Amy

Gotweirdness / November 15th, 2007, 6:04 pm / #7

I saw this segment on Bill Maher when it aired a couple of weeks ago. I figured the “security contractors” like Blackwater, Triple Canopy, and DynCorp weren’t located in West Virginia by coincidence since it is only a stone’s throw away from Washington D.C. Obviously, its very easy for them to secure military and political connections to obtain contracts as well access to military or political personnel who want to leave the public sector for the private one.

Mercenaries work for pay not necessarily for ideals such as defending one’s home, loved ones, etc. They may use an organization system influenced by the military one since many mercenaries will hail from the military, but they are not constrained by military regulations. Basically, they can do whatever they want then have someone cover up the incident later.

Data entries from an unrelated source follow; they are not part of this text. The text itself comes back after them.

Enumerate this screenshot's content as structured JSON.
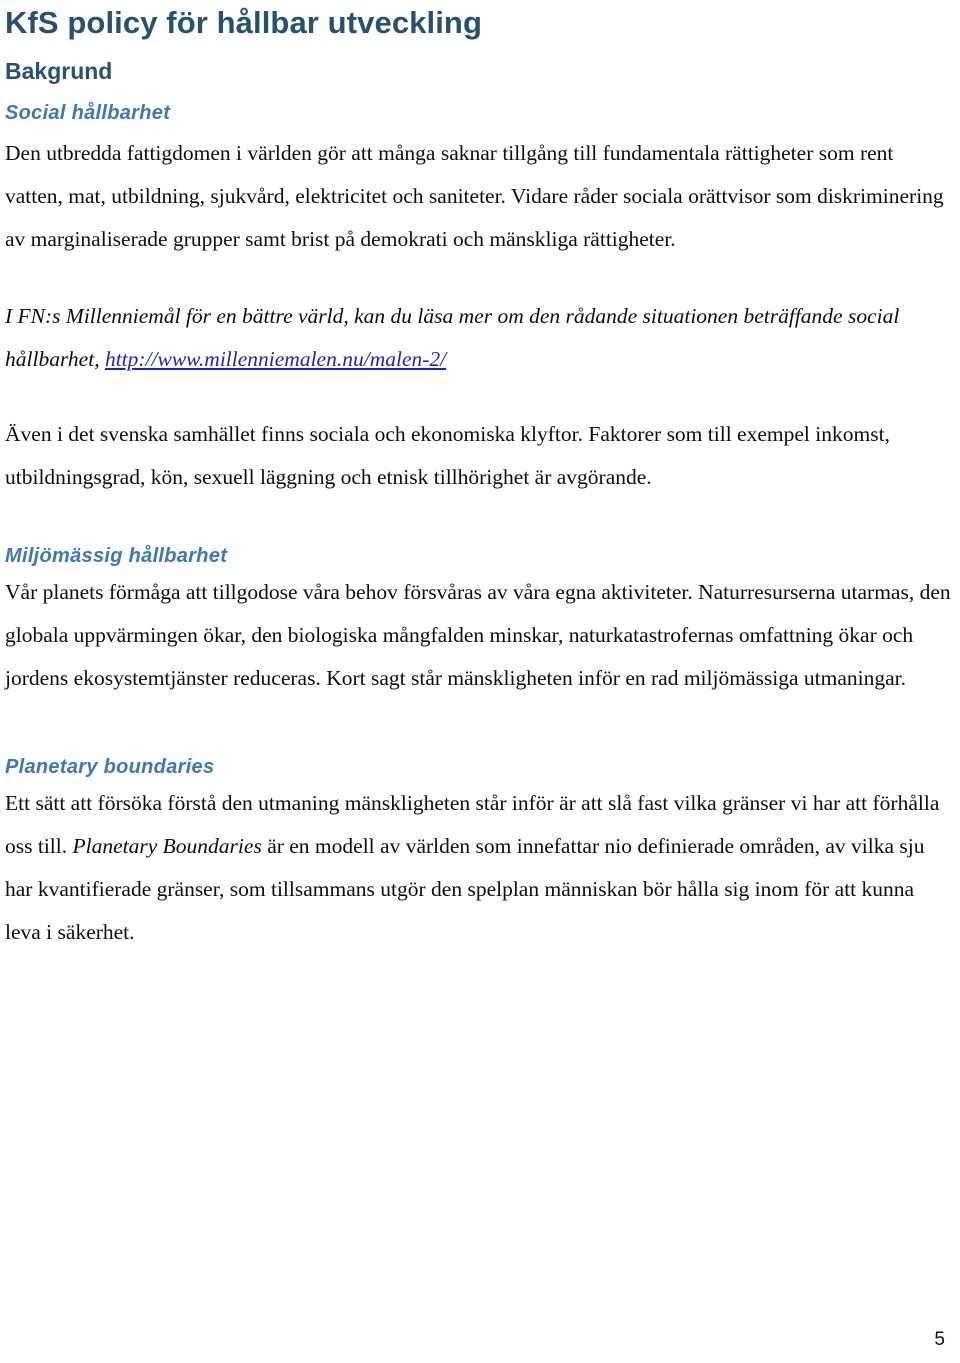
{
  "document": {
    "title": "KfS policy för hållbar utveckling",
    "page_number": "5",
    "colors": {
      "title_blue": "#27526f",
      "subheading_blue": "#3d78b4",
      "link_blue": "#2222bb",
      "body_text": "#0d0d0d",
      "background": "#ffffff"
    },
    "sections": {
      "bakgrund": {
        "heading": "Bakgrund",
        "social": {
          "heading": "Social hållbarhet",
          "paragraph_1": "Den utbredda fattigdomen i världen gör att många saknar tillgång till fundamentala rättigheter som rent vatten, mat, utbildning, sjukvård, elektricitet och saniteter. Vidare råder sociala orättvisor som diskriminering av marginaliserade grupper samt brist på demokrati och mänskliga rättigheter.",
          "paragraph_2_lead": "I FN:s Millenniemål för en bättre värld, kan du läsa mer om den rådande situationen beträffande social hållbarhet, ",
          "paragraph_2_link": "http://www.millenniemalen.nu/malen-2/",
          "paragraph_3": "Även i det svenska samhället finns sociala och ekonomiska klyftor. Faktorer som till exempel inkomst, utbildningsgrad, kön, sexuell läggning och etnisk tillhörighet är avgörande."
        },
        "miljomassig": {
          "heading": "Miljömässig hållbarhet",
          "paragraph_1": "Vår planets förmåga att tillgodose våra behov försvåras av våra egna aktiviteter. Naturresurserna utarmas, den globala uppvärmingen ökar, den biologiska mångfalden minskar, naturkatastrofernas omfattning ökar och jordens ekosystemtjänster reduceras. Kort sagt står mänskligheten inför en rad miljömässiga utmaningar."
        },
        "planetary": {
          "heading": "Planetary boundaries",
          "paragraph_1_part_1": "Ett sätt att försöka förstå den utmaning mänskligheten står inför är att slå fast vilka gränser vi har att förhålla oss till. ",
          "paragraph_1_emphasis": "Planetary Boundaries",
          "paragraph_1_part_2": " är en modell av världen som innefattar nio definierade områden, av vilka sju har kvantifierade gränser, som tillsammans utgör den spelplan människan bör hålla sig inom för att kunna leva i säkerhet."
        }
      }
    }
  }
}
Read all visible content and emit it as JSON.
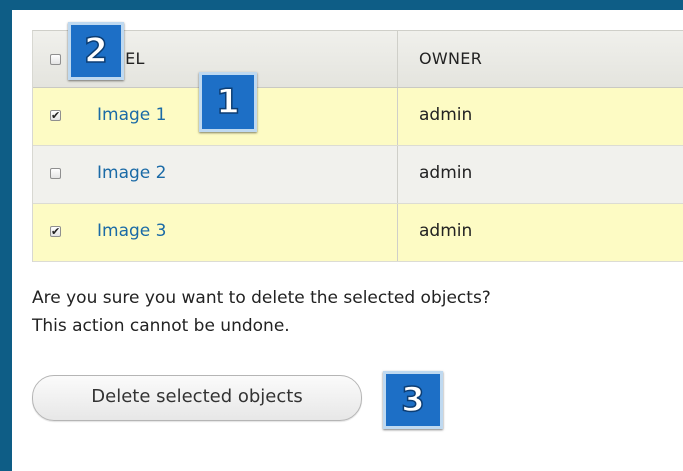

Now, the information that Blackwater was run by a guy who had ties to the religious conservative right was new to me. I was aware that the mercenary groups such as Blackwater tend to better equip their guys better than the troops in the armed forces. At the beginning of Iraq, troops were sent out lacking any sort of body armor which they ended up having to purchase themselves only recently getting reimbursed for it then these mercenaries go by with flak vests, it just seems like a really sick joke.

Mim Rose / January 22nd, 2013, 2:29 pm / #8

The amount of money our country has put into the hands of contracting companies such as this, not limited to this one is staggering. Had the same tax dollars been circulated through our own economy, even if we had supported the Iraq war and used those dollars to fund our own military rather than to fund internationally based contracting firms our country would be in a very different fiscal situation today. At the time when this was aired, I watched it perceiving a potential minor problem, while not comprehending how huge this concern was in perspective of the larger picture.. in retrospect one can see that the trend toward funneling dollars into foreign contracting firms has bankrupted our nation and strengthened the military power of potential foes.. it could not be possible to miss the serious security concern here, years later, looking back over the policy decisions of the past decade, whatever one's political allegiances and views may be.

Post a comment

Comments are closed for this post.